(Stored items from a collection)
[Start of section]
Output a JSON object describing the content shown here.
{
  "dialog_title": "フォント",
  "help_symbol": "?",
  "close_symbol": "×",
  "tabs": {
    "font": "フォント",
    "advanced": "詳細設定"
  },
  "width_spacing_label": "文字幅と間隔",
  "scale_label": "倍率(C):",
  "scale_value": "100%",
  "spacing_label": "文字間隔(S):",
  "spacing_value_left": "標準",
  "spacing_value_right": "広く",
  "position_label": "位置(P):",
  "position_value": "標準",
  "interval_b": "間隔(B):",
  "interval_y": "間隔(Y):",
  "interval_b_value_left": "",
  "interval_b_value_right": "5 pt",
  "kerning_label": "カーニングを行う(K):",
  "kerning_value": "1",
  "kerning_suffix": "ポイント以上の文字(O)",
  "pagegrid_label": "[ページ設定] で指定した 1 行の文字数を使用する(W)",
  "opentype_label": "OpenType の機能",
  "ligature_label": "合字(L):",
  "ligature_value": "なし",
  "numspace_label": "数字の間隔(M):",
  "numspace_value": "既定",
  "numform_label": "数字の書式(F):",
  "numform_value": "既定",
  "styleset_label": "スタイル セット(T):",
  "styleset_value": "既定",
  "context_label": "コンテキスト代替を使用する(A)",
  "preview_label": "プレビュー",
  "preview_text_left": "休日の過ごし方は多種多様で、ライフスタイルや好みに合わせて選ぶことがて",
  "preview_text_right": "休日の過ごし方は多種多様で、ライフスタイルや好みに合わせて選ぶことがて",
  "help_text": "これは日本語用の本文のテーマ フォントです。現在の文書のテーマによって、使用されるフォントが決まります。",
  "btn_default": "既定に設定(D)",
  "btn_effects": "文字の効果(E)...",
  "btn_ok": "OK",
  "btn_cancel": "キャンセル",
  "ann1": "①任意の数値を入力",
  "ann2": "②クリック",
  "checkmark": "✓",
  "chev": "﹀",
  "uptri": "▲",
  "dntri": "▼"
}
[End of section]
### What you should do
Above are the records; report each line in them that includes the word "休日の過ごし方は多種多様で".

### Solution for this task
  "preview_text_left": "休日の過ごし方は多種多様で、ライフスタイルや好みに合わせて選ぶことがて",
  "preview_text_right": "休日の過ごし方は多種多様で、ライフスタイルや好みに合わせて選ぶことがて",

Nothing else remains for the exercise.